Springboks hammer Scotland into submission

Getty Images and James Mortimer     19 Nov 2013     Getty Images

The last time the Boks managed to keep their opponents from scoring any points, was at the Rugby World Cup in New Zealand in 2011, when they beat Namibia 87-0.

Scotland’s last zero was in 2007, when they lost their Rugby World Cup pool game against New Zealand in Edinburgh by 40-0. It was the Boks' biggest win over the Scots since 27 November 2004, when they won by 45-10 at Murrayfield

The Boks scored four tries – by Willem Alberts, Willie le Roux, JP Pietersen (in his 50th Test) and Coenie Oosthuizen – in a very good victory. Pat Lambie converted all four tries and missed only one kick at goal.

It was the second consecutive match where the Boks didn’t concede a single try and the defence was yet again very good, especially late in the match, when the Scots threw everything they had into the match.

Springbok coach Heyneke Meyer was a relieved and happy man afterwards, saying the cold and wet conditions really tested his team.

“We will take four tries to nil in a test match any day of the week and I thought we produced a good performance in this match,” said Meyer.

“We knew what to expect from Scotland. They are physical and hard, and we knew they would have worked at halting our driving, so I must give credit to our forwards coach Johann van Graan for the way he changed our drive set-ups.

“The line-out was another area we worked hard on, and it paid off with our performance in that phase in the first half. Unfortunately we didn’t get much ball from the lineouts later in the game when it was wet, which was frustrating.”

Their try tally in Edinburgh have pushed the Boks up to 46 for the season at an average of more than four per match. South Africa’s season comes to an end on Saturday in Paris, when they take on the unpredictable French. The Boks have not beaten Les Bleus in France since 1997.

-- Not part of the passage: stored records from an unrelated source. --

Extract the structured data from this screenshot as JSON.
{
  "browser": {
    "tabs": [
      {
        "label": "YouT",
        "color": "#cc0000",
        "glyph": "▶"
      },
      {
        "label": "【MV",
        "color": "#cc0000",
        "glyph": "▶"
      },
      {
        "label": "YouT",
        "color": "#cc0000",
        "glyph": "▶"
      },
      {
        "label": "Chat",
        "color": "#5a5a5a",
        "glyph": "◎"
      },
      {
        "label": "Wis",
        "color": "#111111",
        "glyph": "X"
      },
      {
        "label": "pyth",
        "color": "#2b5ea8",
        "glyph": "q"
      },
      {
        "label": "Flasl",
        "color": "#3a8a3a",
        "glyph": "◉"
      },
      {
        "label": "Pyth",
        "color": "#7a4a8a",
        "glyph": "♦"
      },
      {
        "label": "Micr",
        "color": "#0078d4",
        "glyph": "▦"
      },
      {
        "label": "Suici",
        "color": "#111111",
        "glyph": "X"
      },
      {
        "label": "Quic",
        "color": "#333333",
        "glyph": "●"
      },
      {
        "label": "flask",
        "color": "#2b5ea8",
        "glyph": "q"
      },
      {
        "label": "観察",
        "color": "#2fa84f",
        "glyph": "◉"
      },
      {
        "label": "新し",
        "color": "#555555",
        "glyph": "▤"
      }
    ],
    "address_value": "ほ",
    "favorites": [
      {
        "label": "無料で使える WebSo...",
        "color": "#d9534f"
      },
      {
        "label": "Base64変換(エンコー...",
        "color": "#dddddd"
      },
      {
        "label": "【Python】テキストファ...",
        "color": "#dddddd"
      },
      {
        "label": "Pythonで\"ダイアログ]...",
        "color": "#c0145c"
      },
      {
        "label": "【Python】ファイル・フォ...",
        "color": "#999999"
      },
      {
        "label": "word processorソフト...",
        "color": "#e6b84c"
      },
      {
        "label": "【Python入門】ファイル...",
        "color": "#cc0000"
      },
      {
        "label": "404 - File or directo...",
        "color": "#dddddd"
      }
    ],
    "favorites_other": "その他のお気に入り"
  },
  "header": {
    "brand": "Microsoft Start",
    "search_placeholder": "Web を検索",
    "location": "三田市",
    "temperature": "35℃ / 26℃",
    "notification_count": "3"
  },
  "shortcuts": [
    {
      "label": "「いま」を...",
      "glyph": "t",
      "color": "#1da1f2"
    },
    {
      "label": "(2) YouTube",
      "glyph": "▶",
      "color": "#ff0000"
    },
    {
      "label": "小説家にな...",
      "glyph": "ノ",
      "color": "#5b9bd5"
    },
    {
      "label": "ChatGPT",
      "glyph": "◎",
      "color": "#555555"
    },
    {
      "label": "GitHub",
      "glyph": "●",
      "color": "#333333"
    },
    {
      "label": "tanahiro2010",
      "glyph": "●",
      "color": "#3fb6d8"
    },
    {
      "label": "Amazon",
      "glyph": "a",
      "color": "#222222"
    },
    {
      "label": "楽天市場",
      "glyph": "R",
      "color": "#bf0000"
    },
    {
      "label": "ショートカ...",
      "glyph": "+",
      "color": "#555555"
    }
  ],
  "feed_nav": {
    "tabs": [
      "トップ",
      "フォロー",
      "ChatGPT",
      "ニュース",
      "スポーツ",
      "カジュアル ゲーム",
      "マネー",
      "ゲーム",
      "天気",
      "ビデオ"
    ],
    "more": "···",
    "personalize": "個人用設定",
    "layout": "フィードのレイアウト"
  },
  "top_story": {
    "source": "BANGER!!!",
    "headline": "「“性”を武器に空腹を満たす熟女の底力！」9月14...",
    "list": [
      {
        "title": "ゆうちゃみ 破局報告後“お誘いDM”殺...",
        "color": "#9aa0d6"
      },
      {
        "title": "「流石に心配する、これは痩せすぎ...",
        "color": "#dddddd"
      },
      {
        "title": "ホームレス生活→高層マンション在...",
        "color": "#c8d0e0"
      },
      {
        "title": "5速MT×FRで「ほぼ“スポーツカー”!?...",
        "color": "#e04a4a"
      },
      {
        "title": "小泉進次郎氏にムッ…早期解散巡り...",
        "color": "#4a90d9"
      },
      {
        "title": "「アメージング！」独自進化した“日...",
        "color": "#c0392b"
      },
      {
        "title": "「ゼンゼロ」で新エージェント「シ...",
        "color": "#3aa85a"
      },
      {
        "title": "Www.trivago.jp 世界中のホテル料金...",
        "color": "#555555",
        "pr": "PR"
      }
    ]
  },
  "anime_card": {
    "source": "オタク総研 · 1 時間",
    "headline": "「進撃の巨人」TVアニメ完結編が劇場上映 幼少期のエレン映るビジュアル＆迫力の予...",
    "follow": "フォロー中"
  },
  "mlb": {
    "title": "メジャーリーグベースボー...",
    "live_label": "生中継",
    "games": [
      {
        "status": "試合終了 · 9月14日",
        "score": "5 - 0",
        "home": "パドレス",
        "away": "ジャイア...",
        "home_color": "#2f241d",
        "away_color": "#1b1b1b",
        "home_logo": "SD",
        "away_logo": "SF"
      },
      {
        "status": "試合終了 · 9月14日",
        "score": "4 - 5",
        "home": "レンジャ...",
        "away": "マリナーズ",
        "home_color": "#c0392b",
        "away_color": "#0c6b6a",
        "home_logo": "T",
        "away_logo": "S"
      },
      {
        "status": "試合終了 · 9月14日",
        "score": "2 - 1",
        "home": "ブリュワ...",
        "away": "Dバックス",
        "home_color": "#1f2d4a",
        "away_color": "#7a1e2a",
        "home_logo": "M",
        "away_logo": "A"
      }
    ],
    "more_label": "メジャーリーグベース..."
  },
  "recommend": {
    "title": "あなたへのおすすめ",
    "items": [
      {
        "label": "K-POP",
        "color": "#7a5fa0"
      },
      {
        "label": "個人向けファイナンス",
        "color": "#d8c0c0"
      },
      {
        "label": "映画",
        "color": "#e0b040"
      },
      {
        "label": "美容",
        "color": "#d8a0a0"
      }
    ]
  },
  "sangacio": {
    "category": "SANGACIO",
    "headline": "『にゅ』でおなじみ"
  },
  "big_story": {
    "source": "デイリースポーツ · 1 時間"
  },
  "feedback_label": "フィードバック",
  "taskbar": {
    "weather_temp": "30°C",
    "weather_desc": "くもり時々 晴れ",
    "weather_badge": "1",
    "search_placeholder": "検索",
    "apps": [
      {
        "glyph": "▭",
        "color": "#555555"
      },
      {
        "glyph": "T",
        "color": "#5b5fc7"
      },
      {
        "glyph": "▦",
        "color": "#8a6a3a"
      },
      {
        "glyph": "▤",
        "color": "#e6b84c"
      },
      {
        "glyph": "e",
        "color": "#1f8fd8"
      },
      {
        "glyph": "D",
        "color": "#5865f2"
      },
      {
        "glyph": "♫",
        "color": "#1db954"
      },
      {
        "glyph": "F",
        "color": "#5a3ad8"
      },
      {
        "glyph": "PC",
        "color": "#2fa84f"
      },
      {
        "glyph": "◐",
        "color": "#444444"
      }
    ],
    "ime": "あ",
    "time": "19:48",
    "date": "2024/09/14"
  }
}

“If we win in Paris it will give us an 80 percent plus record for the year, and there have not been many occasions when the Boks have managed that in the post-isolation era, so I will be very happy with that,” said Meyer.

“The good thing is that it is a happy squad, and I think the character and team spirit was shown again in the last few minutes when we did a lot of defending.

“I wanted to work on our defence, and the fact that we kept the Scots to no points is pleasing. We have now scored seven tries on this tour and the opposition hasn’t crossed our line. That is a tribute to both our organisation and our attitude.”

Springbok captain Jean de Villiers said: “The difficult conditions had an effect in the second half. We dad couple of opportunities – one being the intercept I didn’t catch, which could’ve changed the flow of the game.

“But Scotland definitely played better in the second half. We got pinged a few times at the breakdown and we’re not happy with that.

“Considering the circumstances though, I would take 28-0 at Murrayfield any day of the week. To conclude, we were happy with way we started, but not happy with way we finished.”

Two Springboks left the field injured in the second half – Frans Malherbe and Francois Louw.

Louw should be fine to play in Paris and was only taken off as a precaution after he sustained a blow to the neck, but Malherbe picked up a rib cartilage injury and is in doubt for the France Test. Both will be monitored over the next 48 hours.

The match ended appropriately with yet another scrum penalty to the Wallabies.